The College Pyramid08-20-2021
Rebecca Gordon asks about the ethics of teaching in Universities where students increasingly graduate with immense debt and few meaningful prospects. She notes that “The average number of doctorates earned over the last decade is almost 53,000 annually. In other words, we're talking about nearly 530,000 PhDs produced by American higher education in those 10 years alone. Many of them have ended up competing for a far smaller number of jobs in the academic world.” But even before the Ph.D., the pursuit of a college degree is, for many, increasingly looking like a pyramid scheme. She writes:
In 1970, when I went to Reed, a small, private, liberal arts college, tuition was $3,000 a year. I was lucky. I had a scholarship (known in modern university jargon as a "tuition discount") that covered most of my costs. This year, annual tuition at that same school is a mind-boggling $62,420, more than 20 times as high. If college costs had simply risen with inflation, the price would be about $21,000 a year, or just under triple the price.

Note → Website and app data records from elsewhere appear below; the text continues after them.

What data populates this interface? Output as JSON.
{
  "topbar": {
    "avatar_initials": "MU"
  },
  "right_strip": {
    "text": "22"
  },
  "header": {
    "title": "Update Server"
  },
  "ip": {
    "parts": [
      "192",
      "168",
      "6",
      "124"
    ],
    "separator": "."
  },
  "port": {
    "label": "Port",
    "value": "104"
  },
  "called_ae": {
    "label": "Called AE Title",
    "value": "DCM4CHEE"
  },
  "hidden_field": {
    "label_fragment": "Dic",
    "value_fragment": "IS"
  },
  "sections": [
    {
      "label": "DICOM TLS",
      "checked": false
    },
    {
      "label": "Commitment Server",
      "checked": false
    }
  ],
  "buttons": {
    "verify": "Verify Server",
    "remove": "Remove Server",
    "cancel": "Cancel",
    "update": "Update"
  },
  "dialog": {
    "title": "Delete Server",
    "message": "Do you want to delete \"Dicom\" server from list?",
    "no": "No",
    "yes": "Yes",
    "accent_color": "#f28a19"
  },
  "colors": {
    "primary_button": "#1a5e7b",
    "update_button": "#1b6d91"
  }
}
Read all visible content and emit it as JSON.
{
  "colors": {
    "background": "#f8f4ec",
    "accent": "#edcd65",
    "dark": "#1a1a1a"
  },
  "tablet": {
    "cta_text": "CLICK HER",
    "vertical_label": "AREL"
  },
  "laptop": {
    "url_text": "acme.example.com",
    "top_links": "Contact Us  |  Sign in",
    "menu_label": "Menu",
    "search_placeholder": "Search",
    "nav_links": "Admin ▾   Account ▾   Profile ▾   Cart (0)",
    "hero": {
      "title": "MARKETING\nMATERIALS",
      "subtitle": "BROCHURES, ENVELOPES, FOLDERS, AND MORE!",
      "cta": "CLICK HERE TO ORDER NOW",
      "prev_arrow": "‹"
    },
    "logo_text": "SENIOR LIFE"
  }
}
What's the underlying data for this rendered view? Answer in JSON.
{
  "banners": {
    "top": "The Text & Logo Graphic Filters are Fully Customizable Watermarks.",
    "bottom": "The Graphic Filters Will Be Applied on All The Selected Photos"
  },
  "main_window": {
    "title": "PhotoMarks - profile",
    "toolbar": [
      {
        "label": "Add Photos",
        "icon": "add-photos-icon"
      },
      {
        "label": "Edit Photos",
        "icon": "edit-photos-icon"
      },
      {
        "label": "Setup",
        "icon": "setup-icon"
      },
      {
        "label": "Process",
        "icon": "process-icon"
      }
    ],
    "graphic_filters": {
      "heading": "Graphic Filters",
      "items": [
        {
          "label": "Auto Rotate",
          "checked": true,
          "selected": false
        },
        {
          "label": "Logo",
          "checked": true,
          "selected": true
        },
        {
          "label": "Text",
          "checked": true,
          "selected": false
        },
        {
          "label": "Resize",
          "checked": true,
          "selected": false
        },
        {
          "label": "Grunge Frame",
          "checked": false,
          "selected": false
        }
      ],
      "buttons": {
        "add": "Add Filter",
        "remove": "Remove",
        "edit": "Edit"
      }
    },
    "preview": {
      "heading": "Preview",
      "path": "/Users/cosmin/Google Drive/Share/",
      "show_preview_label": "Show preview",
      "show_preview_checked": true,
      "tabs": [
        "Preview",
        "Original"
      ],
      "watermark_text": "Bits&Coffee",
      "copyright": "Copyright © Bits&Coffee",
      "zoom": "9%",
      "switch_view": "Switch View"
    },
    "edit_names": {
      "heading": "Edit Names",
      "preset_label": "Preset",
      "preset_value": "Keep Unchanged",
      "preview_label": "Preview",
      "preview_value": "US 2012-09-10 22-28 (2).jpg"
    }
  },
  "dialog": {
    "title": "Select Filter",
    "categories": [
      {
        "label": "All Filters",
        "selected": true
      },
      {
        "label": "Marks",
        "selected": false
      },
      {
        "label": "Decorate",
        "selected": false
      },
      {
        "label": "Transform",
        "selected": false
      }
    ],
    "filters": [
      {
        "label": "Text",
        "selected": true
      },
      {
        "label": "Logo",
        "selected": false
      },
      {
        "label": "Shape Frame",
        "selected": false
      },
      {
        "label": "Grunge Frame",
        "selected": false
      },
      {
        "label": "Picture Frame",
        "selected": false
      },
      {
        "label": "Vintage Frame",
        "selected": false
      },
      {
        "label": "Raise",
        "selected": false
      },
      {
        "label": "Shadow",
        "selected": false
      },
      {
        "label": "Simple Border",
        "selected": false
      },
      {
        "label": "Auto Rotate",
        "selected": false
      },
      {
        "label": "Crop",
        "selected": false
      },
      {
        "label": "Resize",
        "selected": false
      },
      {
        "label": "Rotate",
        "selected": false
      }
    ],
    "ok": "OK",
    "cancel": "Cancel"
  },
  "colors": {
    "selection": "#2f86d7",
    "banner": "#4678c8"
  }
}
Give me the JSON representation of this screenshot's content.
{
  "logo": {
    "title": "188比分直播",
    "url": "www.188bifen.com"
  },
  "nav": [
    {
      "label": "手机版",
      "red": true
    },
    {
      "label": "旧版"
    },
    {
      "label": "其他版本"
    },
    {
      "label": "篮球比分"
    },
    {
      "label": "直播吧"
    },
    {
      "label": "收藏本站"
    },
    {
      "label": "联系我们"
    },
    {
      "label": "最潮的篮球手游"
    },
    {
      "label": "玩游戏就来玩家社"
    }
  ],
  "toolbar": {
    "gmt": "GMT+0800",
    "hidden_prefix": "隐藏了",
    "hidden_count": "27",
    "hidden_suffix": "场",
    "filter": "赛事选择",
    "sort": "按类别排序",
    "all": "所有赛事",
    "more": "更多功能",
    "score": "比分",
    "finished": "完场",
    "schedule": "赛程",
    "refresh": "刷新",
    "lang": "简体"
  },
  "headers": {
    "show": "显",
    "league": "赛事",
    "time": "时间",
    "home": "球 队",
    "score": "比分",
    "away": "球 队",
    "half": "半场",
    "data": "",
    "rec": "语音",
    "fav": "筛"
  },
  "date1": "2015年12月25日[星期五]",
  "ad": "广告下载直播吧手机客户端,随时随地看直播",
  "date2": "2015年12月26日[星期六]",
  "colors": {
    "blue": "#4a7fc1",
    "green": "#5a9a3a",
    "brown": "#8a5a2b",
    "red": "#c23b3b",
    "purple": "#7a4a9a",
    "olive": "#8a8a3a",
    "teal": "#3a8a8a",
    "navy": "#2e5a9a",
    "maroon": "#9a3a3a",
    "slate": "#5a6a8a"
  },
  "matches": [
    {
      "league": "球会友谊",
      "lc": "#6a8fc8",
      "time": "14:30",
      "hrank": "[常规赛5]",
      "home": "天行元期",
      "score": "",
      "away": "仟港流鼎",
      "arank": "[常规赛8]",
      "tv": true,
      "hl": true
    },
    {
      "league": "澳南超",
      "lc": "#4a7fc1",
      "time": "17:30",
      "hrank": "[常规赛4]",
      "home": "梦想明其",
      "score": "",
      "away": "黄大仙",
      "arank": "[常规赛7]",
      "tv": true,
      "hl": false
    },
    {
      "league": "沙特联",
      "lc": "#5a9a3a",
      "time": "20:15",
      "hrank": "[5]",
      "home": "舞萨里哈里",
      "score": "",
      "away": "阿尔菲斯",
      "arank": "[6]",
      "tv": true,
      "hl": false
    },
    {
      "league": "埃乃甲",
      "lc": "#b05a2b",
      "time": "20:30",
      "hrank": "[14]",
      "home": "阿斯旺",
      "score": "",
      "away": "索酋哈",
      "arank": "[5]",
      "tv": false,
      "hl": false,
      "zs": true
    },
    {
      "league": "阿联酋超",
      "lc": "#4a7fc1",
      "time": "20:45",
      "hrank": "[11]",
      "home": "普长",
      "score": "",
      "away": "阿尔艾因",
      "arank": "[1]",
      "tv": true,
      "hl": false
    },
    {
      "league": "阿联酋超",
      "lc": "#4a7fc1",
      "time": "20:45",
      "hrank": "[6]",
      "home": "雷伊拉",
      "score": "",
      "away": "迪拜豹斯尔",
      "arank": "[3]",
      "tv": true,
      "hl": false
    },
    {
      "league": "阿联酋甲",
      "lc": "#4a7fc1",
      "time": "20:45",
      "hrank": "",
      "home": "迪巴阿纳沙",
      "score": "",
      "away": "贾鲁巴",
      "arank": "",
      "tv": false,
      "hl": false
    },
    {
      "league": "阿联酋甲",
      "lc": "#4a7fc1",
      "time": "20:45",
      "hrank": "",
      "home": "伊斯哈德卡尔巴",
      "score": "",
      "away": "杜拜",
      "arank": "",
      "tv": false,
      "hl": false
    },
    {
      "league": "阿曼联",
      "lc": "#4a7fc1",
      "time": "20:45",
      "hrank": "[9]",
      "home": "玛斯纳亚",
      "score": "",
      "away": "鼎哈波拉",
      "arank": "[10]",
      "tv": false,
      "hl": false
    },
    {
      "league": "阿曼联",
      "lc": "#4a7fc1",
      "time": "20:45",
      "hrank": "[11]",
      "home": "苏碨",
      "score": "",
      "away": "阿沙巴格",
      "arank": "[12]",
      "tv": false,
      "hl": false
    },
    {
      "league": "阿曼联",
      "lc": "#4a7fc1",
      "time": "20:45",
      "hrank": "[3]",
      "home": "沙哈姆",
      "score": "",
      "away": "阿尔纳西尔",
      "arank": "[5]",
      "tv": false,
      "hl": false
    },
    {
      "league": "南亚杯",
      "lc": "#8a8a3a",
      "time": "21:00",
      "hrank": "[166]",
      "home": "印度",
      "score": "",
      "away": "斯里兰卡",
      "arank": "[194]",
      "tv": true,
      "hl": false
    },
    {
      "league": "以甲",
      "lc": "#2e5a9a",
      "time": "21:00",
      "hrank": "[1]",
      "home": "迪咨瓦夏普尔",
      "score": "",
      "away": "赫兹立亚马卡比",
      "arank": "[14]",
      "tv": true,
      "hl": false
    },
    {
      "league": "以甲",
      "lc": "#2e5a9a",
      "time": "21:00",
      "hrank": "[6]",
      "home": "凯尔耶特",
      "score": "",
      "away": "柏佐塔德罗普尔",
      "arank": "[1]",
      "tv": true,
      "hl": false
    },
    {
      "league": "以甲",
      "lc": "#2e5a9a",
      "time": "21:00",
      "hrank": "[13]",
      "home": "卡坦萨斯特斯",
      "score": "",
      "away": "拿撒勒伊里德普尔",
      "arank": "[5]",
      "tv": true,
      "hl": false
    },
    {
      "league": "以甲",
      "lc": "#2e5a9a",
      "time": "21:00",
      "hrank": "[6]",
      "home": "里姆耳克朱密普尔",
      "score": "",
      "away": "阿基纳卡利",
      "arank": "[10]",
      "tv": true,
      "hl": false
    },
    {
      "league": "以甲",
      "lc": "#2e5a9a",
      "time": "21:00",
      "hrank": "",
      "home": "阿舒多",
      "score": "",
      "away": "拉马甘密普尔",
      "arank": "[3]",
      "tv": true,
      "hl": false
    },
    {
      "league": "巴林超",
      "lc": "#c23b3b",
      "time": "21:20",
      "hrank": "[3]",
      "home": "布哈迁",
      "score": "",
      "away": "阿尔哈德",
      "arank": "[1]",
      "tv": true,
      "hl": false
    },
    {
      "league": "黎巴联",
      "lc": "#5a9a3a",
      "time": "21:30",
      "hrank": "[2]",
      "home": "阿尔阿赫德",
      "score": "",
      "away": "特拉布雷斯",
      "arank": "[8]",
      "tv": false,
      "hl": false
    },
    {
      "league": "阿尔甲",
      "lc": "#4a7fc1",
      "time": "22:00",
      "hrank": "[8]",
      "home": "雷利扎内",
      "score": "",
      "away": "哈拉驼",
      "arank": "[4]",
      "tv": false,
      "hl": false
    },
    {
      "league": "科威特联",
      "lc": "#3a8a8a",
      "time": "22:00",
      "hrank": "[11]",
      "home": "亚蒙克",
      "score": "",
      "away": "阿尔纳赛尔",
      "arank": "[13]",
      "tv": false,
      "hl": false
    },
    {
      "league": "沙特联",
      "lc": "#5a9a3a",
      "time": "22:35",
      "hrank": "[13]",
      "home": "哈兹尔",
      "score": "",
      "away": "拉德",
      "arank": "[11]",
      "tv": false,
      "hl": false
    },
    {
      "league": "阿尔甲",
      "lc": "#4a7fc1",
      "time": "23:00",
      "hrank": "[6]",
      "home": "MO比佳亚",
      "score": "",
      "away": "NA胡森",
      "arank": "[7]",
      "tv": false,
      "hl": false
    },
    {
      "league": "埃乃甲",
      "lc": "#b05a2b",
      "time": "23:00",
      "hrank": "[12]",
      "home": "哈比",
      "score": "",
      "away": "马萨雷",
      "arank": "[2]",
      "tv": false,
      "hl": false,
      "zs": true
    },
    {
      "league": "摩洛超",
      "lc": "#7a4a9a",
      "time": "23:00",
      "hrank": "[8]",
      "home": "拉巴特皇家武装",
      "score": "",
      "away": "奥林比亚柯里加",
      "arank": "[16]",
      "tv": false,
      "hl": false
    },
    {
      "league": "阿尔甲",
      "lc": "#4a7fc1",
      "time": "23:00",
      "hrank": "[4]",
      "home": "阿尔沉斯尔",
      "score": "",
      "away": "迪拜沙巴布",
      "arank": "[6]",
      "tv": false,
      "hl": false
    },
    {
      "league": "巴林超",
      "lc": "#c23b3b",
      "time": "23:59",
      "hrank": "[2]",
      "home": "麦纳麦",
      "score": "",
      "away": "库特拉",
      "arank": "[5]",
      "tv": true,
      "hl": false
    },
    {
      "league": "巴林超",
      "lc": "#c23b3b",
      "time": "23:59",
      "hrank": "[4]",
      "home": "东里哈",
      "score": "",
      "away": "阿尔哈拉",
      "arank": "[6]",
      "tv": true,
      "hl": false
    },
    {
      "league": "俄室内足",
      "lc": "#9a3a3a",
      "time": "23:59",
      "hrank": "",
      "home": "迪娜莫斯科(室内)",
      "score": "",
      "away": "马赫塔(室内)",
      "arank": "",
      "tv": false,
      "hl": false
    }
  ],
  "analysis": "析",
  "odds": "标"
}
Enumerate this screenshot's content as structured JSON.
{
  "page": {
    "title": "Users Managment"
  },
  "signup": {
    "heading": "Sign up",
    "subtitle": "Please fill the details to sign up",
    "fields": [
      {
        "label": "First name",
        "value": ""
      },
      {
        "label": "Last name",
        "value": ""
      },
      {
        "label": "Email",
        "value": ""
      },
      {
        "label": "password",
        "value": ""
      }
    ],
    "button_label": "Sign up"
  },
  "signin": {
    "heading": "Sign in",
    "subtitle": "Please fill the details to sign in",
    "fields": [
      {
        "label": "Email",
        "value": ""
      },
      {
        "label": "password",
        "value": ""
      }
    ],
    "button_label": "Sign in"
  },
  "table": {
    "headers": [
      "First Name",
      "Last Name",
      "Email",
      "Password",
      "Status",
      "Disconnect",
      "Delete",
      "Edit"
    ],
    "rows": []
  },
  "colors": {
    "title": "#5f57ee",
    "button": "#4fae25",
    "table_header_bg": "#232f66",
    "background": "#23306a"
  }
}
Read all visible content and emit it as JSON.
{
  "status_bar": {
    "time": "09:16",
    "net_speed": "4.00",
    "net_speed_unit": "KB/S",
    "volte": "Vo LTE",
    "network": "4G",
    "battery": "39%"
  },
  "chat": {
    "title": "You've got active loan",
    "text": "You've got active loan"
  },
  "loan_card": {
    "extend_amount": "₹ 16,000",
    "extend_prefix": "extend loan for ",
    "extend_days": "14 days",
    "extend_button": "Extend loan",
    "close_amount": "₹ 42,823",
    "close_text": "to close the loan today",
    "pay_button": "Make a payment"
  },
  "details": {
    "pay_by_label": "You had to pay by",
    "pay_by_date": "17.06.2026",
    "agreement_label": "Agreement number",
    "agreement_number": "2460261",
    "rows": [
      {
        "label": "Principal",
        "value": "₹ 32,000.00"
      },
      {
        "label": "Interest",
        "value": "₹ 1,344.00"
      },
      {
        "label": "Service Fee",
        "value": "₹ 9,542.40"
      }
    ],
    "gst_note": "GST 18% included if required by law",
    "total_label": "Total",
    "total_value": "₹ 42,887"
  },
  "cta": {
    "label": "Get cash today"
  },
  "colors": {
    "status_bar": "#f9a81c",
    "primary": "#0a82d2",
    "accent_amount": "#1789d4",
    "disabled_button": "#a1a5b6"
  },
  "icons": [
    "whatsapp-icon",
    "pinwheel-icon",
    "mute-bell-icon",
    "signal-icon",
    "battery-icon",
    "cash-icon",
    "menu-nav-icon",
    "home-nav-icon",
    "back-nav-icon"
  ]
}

If I'd attended Federal City College (now the University of D.C.), my equivalent of a state school then, tuition would have been free. Now, even state schools cost too much for many students. Annually, tuition at the University of California at Berkeley, the flagship school of that state's system, is $14,253 for in-state students, and $44,007 for out-of-staters.
I left school owing $800, or about $4,400 in today's dollars. These days, most financial "aid" resembles foreign "aid" to developing countries—that is, it generally takes the form of loans whose interest piles up so fast that it's hard to keep up with it, let alone begin to pay off the principal in your post-college life. Some numbers to contemplate: 62% of those graduating with a BA in 2019 did so owing money—owing, in fact, an average of almost $29,000. The average debt of those earning a graduate degree was an even more staggering $71,000. That, of course, is on top of whatever the former students had already shelled out while in school. And that, in turn, is before the "miracle" of compound interest takes hold and that debt starts to grow like a rogue zucchini.
It's enough to make me wonder whether a seat in the Great American College and University Airplane Game is worth the price, and whether it's ethical for me to continue serving as an adjunct flight attendant along the way. Whatever we tell students about education being the path to a good job, the truth is that there are remarkably few seats at the front of the plane.
Of course, on the positive side, I do still believe that time spent at college offers students something beyond any price—the opportunity to learn to think deeply and critically, while encountering people very different from themselves. The luckiest students graduate with a lifelong curiosity about the world and some tools to help them satisfy it. That is truly a ticket to a good life—and no one should have to buy a seat in an Airplane Game to get one.